At some point, Christian Bale ends up at a strip club, ogling Teresa Palmer, who is described in the official plot synopsis as “a spirited, playful stripper.” Look how spirited and playful she is! See Teresa. Strip, Teresa, strip. When he asks her name (do men really do that? you wonder), she grins flirtatiously and tells him she can be whomever he wants her to be. “You can be whoever you want to be,” she burbles. Which is the much more heartfelt, hopeful and complex message of “Zootopia,” you realize.
Wes Bentley is Christian Bale’s brother and is overly cheerful and therefore inwardly sad and tragic and has a loft with a cracked mirror and a skateboard.
In the theater, someone’s cell phone rings, and you’re shockingly, sickeningly grateful for the distraction, for the reminder that a world exists outside this Malick monstrosity, a Los Angeles that is not all billboards and bimbos, where the sun shines unmockingly and people smile sincerely.

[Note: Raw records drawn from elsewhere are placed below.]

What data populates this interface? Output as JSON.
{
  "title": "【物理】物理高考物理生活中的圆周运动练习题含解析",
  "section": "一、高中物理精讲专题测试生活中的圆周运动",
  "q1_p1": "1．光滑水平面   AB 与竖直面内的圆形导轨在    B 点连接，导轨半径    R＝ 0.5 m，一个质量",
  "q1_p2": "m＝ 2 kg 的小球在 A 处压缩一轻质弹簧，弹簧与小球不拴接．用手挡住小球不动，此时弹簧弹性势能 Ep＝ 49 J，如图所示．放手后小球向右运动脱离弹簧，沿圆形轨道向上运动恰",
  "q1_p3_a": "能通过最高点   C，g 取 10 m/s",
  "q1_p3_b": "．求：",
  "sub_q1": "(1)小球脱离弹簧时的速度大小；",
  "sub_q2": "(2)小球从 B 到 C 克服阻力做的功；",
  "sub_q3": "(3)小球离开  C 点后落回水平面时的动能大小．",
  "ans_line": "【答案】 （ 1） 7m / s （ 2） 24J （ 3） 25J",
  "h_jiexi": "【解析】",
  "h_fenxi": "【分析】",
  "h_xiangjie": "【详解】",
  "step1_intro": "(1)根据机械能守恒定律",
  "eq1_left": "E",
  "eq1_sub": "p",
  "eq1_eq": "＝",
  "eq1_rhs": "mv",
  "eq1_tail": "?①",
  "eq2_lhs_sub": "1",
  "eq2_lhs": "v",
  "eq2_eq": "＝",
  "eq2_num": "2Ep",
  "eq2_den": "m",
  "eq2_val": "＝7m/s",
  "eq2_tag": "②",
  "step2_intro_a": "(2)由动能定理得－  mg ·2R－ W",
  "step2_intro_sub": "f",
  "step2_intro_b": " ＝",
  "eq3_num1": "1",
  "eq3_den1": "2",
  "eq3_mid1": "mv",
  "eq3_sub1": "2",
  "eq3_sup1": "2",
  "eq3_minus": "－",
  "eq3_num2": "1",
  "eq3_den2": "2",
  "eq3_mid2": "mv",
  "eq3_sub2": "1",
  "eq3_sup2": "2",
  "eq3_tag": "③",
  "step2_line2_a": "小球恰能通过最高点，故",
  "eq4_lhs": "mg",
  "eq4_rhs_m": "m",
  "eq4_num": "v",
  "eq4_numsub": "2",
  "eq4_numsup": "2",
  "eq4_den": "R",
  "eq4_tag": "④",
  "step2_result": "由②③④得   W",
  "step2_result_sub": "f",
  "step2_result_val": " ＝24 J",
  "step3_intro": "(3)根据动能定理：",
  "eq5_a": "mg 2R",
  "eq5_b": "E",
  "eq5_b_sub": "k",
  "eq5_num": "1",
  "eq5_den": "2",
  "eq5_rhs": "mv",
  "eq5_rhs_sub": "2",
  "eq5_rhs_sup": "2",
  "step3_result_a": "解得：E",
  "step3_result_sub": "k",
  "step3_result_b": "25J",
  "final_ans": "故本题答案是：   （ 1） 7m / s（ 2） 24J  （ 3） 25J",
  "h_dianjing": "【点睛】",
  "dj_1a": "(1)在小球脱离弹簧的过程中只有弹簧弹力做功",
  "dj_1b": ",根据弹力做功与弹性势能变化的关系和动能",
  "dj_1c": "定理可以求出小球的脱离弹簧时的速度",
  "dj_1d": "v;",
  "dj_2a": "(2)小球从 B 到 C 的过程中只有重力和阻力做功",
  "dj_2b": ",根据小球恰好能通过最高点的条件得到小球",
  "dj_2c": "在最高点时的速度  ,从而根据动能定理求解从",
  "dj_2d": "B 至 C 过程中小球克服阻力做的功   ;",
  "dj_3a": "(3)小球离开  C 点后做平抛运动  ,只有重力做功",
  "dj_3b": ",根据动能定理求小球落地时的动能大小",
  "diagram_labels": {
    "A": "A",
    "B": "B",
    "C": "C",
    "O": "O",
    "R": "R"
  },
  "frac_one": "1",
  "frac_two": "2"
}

“Knight of Cups” leaves you feeling unbearably bleak and existentially depressed. You wonder if masochists would gain something from this movie, but you are still so enraged over the insipid thoughtlessness of the film and its specific treatment of women to care.
You really should have seen “Zootopia.”